Beate Klösgen works in the area of soft condensed matter using scattering techniques (X-ray and Neutrons). She employs these uniquely powerful techniques at Large Scale Facilities to reveal the structure of soft matter systems at the nanoscale.

Michael Lomholt works in the area of non-equilibrium statistical physics, stochastic processes and data analysis. He models different biological and soft matter systems out of equilibrium, and also applies Bayesian inference for model selection with experimental data from these systems.

Steen Rasmussen is fascinated by the physics behind the creative forces in natural and human-made systems. These are studied in computational and experimental investigations of self-organizing processes in different systems. Systems range from bottom-up assembly of protocells - minimal self-replicating systems - to the evolution of technology in society.

Paolo Sibani models complex dynamical systems using and developing techniques from non-equilibrium statistical physics, stochastic processes and computer simulations. He works theoretically and computationally with condensed matter systems, both hard (e.g. spin-glasses) and soft (colloids) and with the evolution dynamics of biological and cultural ecosystems.

Adam Cohen Simonsen works experimentally on biological interfaces and soft materials. His research is focused on building experimental model systems of cellular processes to reveal mechanisms of, for instance, plasma membrane repair.
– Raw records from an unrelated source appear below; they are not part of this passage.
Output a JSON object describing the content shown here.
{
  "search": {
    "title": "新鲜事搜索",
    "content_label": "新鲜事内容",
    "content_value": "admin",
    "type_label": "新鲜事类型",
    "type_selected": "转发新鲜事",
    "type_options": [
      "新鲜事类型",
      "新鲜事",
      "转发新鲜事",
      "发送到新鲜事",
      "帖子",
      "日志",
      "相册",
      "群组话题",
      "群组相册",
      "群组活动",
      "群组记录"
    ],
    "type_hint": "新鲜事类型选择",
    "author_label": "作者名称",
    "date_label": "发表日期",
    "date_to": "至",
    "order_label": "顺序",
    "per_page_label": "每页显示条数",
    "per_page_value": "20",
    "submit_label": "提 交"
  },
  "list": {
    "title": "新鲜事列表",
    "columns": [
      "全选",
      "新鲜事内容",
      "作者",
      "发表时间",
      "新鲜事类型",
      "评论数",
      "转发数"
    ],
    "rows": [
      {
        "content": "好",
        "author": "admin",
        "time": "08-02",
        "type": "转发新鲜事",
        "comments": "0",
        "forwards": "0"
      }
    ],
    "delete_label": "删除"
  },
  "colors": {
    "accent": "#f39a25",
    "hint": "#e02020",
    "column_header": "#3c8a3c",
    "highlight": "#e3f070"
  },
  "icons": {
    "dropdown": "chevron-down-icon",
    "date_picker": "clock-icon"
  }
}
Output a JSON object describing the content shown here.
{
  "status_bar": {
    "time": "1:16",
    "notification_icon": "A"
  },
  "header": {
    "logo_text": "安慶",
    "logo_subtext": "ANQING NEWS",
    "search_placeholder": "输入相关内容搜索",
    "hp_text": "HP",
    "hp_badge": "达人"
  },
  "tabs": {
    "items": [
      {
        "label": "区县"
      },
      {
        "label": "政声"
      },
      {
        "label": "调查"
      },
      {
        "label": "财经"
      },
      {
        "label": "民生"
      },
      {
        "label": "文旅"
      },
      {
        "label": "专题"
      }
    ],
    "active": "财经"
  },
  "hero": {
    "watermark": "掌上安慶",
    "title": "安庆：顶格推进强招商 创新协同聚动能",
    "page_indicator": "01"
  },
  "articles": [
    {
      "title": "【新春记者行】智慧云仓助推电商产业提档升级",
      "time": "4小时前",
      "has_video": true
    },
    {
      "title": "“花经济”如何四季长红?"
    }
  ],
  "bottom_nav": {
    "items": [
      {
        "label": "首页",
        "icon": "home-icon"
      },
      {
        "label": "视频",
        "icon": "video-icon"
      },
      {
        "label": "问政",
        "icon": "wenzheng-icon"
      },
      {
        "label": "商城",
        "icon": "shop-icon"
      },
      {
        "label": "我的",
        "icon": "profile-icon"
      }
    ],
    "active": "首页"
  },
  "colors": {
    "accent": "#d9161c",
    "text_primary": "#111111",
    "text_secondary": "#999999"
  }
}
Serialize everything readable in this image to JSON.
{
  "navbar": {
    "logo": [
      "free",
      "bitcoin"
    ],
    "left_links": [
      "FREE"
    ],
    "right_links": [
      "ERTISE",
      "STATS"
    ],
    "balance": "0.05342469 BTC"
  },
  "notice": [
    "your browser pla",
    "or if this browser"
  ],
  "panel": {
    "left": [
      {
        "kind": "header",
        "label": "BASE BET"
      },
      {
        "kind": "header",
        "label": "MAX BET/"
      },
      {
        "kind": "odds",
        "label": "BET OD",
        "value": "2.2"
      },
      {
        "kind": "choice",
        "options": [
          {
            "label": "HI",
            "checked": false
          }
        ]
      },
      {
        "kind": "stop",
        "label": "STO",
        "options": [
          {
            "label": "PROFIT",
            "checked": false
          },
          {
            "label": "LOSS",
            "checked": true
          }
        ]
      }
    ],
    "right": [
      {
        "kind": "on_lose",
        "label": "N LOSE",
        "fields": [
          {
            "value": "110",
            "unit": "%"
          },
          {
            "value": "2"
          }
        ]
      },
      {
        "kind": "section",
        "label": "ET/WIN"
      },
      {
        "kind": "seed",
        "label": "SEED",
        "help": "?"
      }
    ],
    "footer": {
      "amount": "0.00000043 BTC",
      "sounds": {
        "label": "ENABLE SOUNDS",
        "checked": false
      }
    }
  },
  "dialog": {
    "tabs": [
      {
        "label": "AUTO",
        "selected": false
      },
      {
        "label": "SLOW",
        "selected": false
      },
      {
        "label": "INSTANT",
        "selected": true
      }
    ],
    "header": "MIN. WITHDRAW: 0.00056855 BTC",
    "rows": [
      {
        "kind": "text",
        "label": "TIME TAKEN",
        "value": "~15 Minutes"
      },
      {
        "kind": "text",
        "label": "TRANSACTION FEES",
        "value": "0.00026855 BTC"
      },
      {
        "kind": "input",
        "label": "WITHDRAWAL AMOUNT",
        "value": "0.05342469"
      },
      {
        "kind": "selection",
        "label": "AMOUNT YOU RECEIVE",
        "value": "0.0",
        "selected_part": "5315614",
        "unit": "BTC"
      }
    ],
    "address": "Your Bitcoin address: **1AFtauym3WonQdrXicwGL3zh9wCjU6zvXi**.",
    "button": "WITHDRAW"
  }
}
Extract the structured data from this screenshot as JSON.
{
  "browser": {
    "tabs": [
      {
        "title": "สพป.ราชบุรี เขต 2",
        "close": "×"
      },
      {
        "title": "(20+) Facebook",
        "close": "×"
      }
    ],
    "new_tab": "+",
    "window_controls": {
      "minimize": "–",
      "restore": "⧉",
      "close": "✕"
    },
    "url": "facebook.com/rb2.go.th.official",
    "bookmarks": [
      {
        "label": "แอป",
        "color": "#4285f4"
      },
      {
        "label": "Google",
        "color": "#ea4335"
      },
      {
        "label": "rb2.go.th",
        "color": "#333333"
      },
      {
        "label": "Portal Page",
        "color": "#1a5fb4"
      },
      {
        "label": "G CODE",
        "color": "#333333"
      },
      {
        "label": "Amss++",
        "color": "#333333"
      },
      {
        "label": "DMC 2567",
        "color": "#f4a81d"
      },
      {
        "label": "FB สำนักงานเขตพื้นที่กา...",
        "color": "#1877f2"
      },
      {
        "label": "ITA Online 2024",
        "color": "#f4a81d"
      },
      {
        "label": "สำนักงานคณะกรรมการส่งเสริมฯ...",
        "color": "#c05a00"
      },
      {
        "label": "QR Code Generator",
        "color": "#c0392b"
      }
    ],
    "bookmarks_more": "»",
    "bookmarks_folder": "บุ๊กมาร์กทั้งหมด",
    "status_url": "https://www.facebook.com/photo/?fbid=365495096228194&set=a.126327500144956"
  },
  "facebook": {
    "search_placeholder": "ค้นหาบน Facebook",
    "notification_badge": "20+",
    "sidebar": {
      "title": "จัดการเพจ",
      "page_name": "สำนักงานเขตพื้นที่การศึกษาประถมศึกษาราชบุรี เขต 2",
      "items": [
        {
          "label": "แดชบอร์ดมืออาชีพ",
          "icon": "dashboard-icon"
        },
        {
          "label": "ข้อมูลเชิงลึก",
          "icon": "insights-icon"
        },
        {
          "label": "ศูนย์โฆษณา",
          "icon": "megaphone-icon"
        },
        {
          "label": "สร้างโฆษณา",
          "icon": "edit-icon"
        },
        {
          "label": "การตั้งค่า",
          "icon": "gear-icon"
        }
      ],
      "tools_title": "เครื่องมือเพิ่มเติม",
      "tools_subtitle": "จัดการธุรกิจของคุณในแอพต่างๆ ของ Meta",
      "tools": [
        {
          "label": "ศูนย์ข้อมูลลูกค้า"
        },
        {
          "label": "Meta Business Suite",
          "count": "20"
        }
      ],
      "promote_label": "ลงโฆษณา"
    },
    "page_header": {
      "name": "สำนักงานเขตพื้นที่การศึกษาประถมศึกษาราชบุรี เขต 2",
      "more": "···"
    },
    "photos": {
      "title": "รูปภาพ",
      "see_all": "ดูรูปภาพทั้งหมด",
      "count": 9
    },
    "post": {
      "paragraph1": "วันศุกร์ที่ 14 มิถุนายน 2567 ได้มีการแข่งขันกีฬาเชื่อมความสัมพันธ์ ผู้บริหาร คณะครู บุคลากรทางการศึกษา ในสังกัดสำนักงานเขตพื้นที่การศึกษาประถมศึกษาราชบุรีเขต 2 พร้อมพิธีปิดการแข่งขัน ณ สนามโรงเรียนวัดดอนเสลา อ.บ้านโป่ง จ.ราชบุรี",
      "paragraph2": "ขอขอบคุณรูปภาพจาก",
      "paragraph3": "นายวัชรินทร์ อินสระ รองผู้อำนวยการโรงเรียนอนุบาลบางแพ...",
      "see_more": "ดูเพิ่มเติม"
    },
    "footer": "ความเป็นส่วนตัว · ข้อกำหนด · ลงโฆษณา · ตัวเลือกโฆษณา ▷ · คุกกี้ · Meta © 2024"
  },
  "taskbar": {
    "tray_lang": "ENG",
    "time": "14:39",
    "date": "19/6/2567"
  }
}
He also works on gels and polymer systems studied with high resolution microscopy and on data analysis and programming.

Carsten Svaneborg is fascinated by the physics of everyday materials like rubbers, plastics and gels. How do their very complex material properties relate to the structure and dynamics of their polymeric constituents? He develops and applies statistical mechanical polymer models to study such problems.

Student counsellors Faculty of Science University of Southern Denmark

  • Campusvej 55
  • Odense M - DK-5230
  • Phone: +45 6550 4387

Last Updated 01.10.2019